NDG advocates call for 'social fare' so low-income residents can afford public transit

Two organizations have teamed up in NDG to campaign for what they call a “social fare” — 40 per cent off for people who rely on social assistance or fall below the poverty line. 

Advocates say people living on social assistance or below poverty line shouldn't be paying full price

Steven Karook, an NDG resident, would like to see public transit fares be much cheaper in Montreal so people could more easily access the city and services. (Josh Grant/CBC)

Getting around Montreal has been a bit more affordable for Steven Karook ever since his 65th birthday because public transit fares are reduced for people his age and up.

So he's able to ride a bus down to the Depot Community Food Centre in Notre-Dame-de-Grâce for a free lunch and conversation four days a week.

But not everybody who relies on the Depot's lunch or emergency food-relief service can afford to pay $3.50 per trip, he said.

"Because most people, their budget is geared toward paying their rent which leaves very little for food and transportation," said Karook.

The Depot has teamed up with an affordable transit advocacy group, Mouvement pour un transport public abordable (MTPA), to campaign for what they call a "social fare" — 40 per cent off for people who rely on social assistance or fall below the poverty line. 

Advocates have been circulating a petition in NDG since August, and they've been pushing local municipal candidates to commit to the proposal, but there hasn't been a clear answer from anybody, said Houda Kerkadi.

Kerkadi, a community engagement co-ordinator with the Depot, said the food bank can give out a few bus passes every month for appointments, but the organization can't buy one for everybody.

"We've seen a surge in people asking for transportation tickets," said Kerkadi, noting the last price hike in 2019 has made it even more difficult for people who live on social assistance.

Breaking isolation, providing access to services

If reducing Société de transport de Montréal (STM) fares isn't an option, she said the city could fund a shuttle bus service to get people from low-income housing to various services, like medical aid and food. 

Being unable to afford a bus pass also leaves people isolated, she added. The Depot provides a free lunch four days a week, giving people like Karook a chance to socialize and eat, but not everybody can take advantage of the service because of transit costs, she said.

Houda Kerkadi said some people can't afford to access the food-relief service at Depot Community Food Centre because it costs $3.50 per bus ride. (Josh Grant/CBC)

"Your self-respect goes down when you can't afford to do basic things like take a bus," said Cynthia Angrave.

"We used to give double baskets because some people can only afford to come here once a month."

Angrave has volunteered and hosted workshops at the Depot for more than two decades. But she lost her job when the pandemic hit and now she's relying on social assistance, she said.

"What happens is about 85 to 90 per cent of your money is spent in rent and paying your basic bills, Hydro and telephone," she said.

"And there just isn't money left over to buy food and buy your bus pass. You cannot afford the bus pass."
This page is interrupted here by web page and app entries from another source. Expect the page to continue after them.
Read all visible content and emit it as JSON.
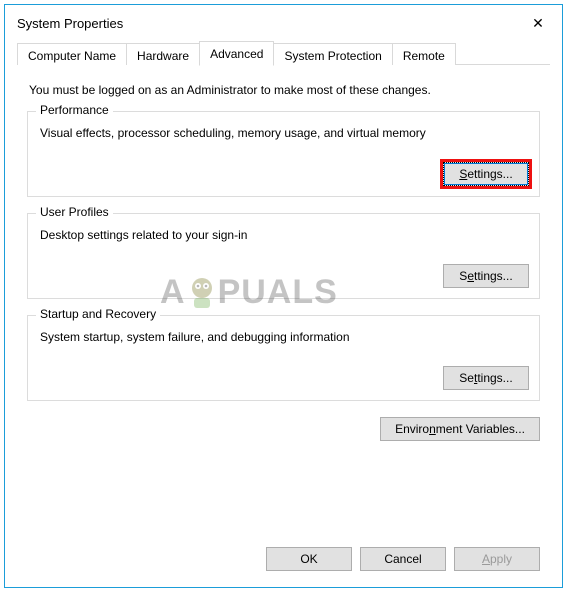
{
  "window": {
    "title": "System Properties"
  },
  "tabs": {
    "computer_name": "Computer Name",
    "hardware": "Hardware",
    "advanced": "Advanced",
    "system_protection": "System Protection",
    "remote": "Remote"
  },
  "content": {
    "intro": "You must be logged on as an Administrator to make most of these changes.",
    "performance": {
      "legend": "Performance",
      "desc": "Visual effects, processor scheduling, memory usage, and virtual memory",
      "button": "Settings..."
    },
    "user_profiles": {
      "legend": "User Profiles",
      "desc": "Desktop settings related to your sign-in",
      "button": "Settings..."
    },
    "startup": {
      "legend": "Startup and Recovery",
      "desc": "System startup, system failure, and debugging information",
      "button": "Settings..."
    },
    "env_button": "Environment Variables..."
  },
  "dialog_buttons": {
    "ok": "OK",
    "cancel": "Cancel",
    "apply": "Apply"
  },
  "watermark": {
    "text_left": "A",
    "text_right": "PUALS"
  }
}
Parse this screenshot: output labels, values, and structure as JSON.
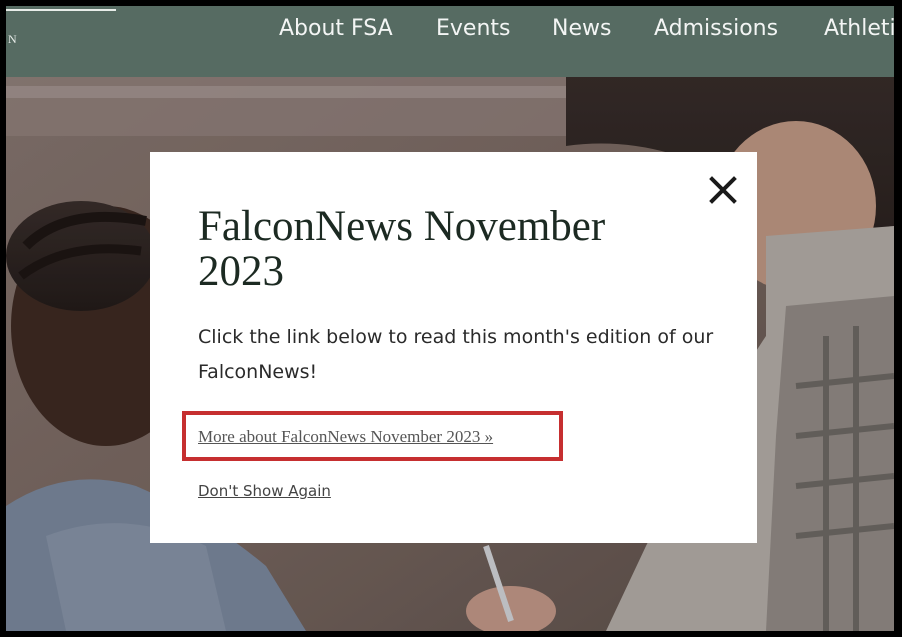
{
  "header": {
    "logo_fragment": "N",
    "nav": [
      {
        "label": "About FSA"
      },
      {
        "label": "Events"
      },
      {
        "label": "News"
      },
      {
        "label": "Admissions"
      },
      {
        "label": "Athleti"
      }
    ]
  },
  "modal": {
    "title": "FalconNews November 2023",
    "body": "Click the link below to read this month's edition of our FalconNews!",
    "link_label": "More about FalconNews November 2023 »",
    "dont_show_label": "Don't Show Again",
    "close_icon": "close-icon",
    "highlight_color": "#c62f30"
  },
  "colors": {
    "nav_background": "#566b62",
    "nav_text": "#f3f5f4",
    "title_text": "#1c2a22"
  }
}
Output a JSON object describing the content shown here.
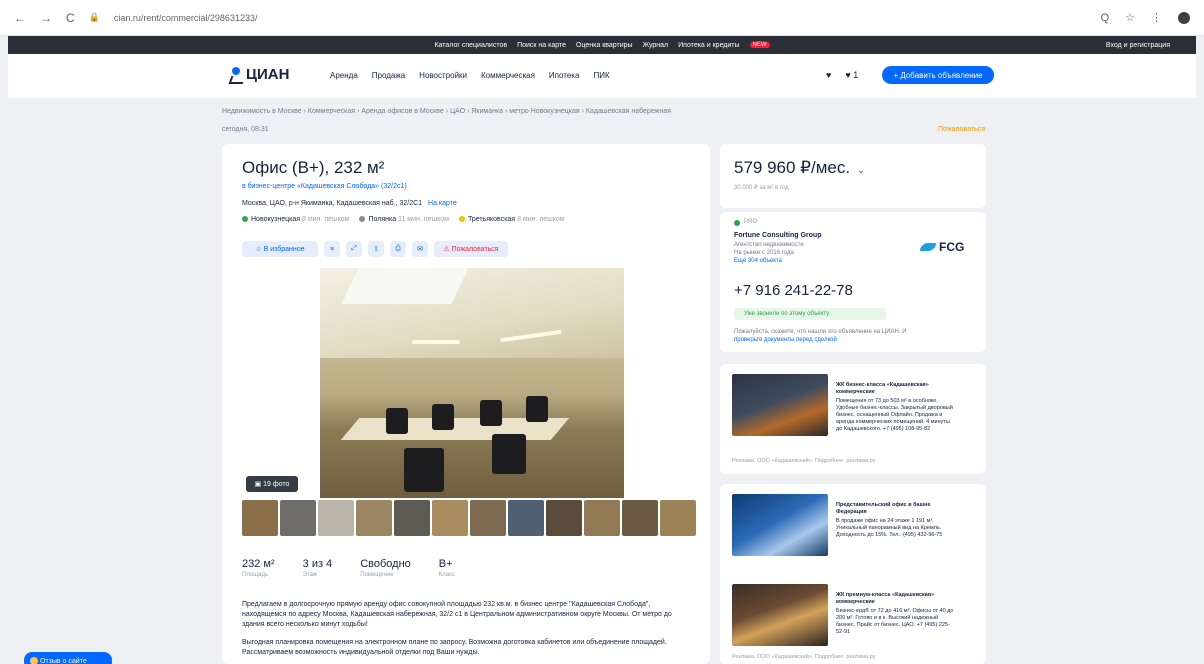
{
  "browser": {
    "nav_back": "←",
    "nav_forward": "→",
    "nav_reload": "C",
    "lock": "🔒",
    "url": "cian.ru/rent/commercial/298631233/",
    "zoom": "Q",
    "star": "☆",
    "menu": "⋮"
  },
  "topbar": {
    "links": [
      "Каталог специалистов",
      "Поиск на карте",
      "Оценка квартиры",
      "Журнал",
      "Ипотека и кредиты"
    ],
    "new_badge": "NEW",
    "login": "Вход и регистрация"
  },
  "header": {
    "logo": "ЦИАН",
    "nav": [
      "Аренда",
      "Продажа",
      "Новостройки",
      "Коммерческая",
      "Ипотека",
      "ПИК"
    ],
    "icons": [
      "♥",
      "♥ 1"
    ],
    "add_button": "+ Добавить объявление"
  },
  "breadcrumbs": "Недвижимость в Москве  ›  Коммерческая  ›  Аренда офисов в Москве  ›  ЦАО  ›  Якиманка  ›  метро Новокузнецкая  ›  Кадашевская набережная",
  "updated": "сегодня, 08:31",
  "complain": "Пожаловаться",
  "listing": {
    "title": "Офис (B+), 232 м²",
    "business_center": "в бизнес-центре «Кадашевская Слобода» (32/2с1)",
    "address": "Москва, ЦАО, р-н Якиманка, Кадашевская наб., 32/2С1",
    "map_link": "На карте",
    "metros": [
      {
        "name": "Новокузнецкая",
        "time": "8 мин. пешком",
        "color": "#2ca24c"
      },
      {
        "name": "Полянка",
        "time": "11 мин. пешком",
        "color": "#8c8c8c"
      },
      {
        "name": "Третьяковская",
        "time": "8 мин. пешком",
        "color": "#f2c300"
      }
    ],
    "actions": {
      "favorite": "☆ В избранное",
      "icons": [
        "≡",
        "⤢",
        "⇪",
        "⎙",
        "✉"
      ],
      "complaint": "⚠ Пожаловаться"
    },
    "photo_count": "▣ 19 фото",
    "facts": [
      {
        "value": "232 м²",
        "label": "Площадь"
      },
      {
        "value": "3 из 4",
        "label": "Этаж"
      },
      {
        "value": "Свободно",
        "label": "Помещение"
      },
      {
        "value": "B+",
        "label": "Класс"
      }
    ],
    "description": [
      "Предлагаем в долгосрочную прямую аренду офис совокупной площадью 232 кв.м. в бизнес центре \"Кадашевская Слобода\", находящемся по адресу Москва, Кадашевская набережная, 32/2 с1 в Центральном административном округе Москвы. От метро до здания всего несколько минут ходьбы!",
      "Выгодная планировка помещения на электронном плане по запросу. Возможна доготовка кабинетов или объединение площадей. Рассматриваем возможность индивидуальной отделки под Ваши нужды."
    ]
  },
  "price": {
    "value": "579 960 ₽/мес.",
    "chevron": "⌄",
    "per_meter": "30 000 ₽ за м² в год"
  },
  "agent": {
    "badge": "PRO",
    "name": "Fortune Consulting Group",
    "type": "Агентство недвижимости",
    "since": "На рынке с 2016 года",
    "more": "Ещё 304 объекта",
    "logo_text": "FCG",
    "phone": "+7 916 241-22-78",
    "phone_note": "Уже звонили по этому объекту",
    "footer_text": "Пожалуйста, скажите, что нашли это объявление на ЦИАН. И ",
    "footer_link": "проверьте документы перед сделкой"
  },
  "ads": [
    {
      "title": "ЖК бизнес-класса «Кадашевская» коммерческие",
      "text": "Помещения от 73 до 503 м² в особняке. Удобные бизнес-классы. Закрытый дворовый бизнес, оснащенный Офлайн. Продажа и аренда коммерческих помещений. 4 минуты до Кадашевского. +7 (495) 108-95-82",
      "footer": "Реклама. ООО «Кадашевский». Подробнее: реклама.ру"
    },
    {
      "title": "Представительский офис в башне Федерация",
      "text": "В продаже офис на 24 этаже 1 191 м². Уникальный панорамный вид на Кремль. Доходность до 15%. Тел.: (495) 432-96-75",
      "footer": ""
    },
    {
      "title": "ЖК премиум-класса «Кадашевская» коммерческие",
      "text": "Бизнес-ерд® от 72 до 416 м². Офисы от 40 до 200 м². Готово и в к. Высокий надежный бизнес. Прайс от бизнес. ЦАО. +7 (495) 225-52-91",
      "footer": "Реклама. ООО «Кадашевский». Подробнее: реклама.ру"
    }
  ],
  "feedback": "Отзыв о сайте",
  "colors": {
    "accent": "#0468ff",
    "text": "#152242",
    "background": "#eef0f3",
    "topbar": "#2a2e36"
  }
}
Benefits for the community

Karook said a lot of his friends and the people he meets at the Depot have to prioritize bus trips for food or medical appointments. 

He said, beyond helping those who can't afford to ride, there would be benefits to making public transit more affordable or even free.

 "If the transportation were free, I'd be at the Jazz Fest every day," said Karook.

"If people were paying reduced transportation costs — or even free — well, then they would have the extra money to support the local businesses. And that would have an immediate impact on the community."

The municipal election will be this weekend, and so far debates at the mayoral level have focused largely on the relationship between cars and bicycles.

Projet Montréal has vowed to make riding the STM free for seniors and reduce fares by half for teenagers. 

Ensemble Montréal is promising to modernize the network, making it easier to buy tickets electronically and keep the system clean.

The STM, on the other hand, is saying it could be forced to make major service cuts to its Metro lines and bus network next year if it's not able to secure additional funding to balance its budget.

The STM is facing a $62-million shortfall for 2022. Without additional funding, the transit authority says Metro and bus service could be reduced by up to 30 per cent.

with files from Josh Grant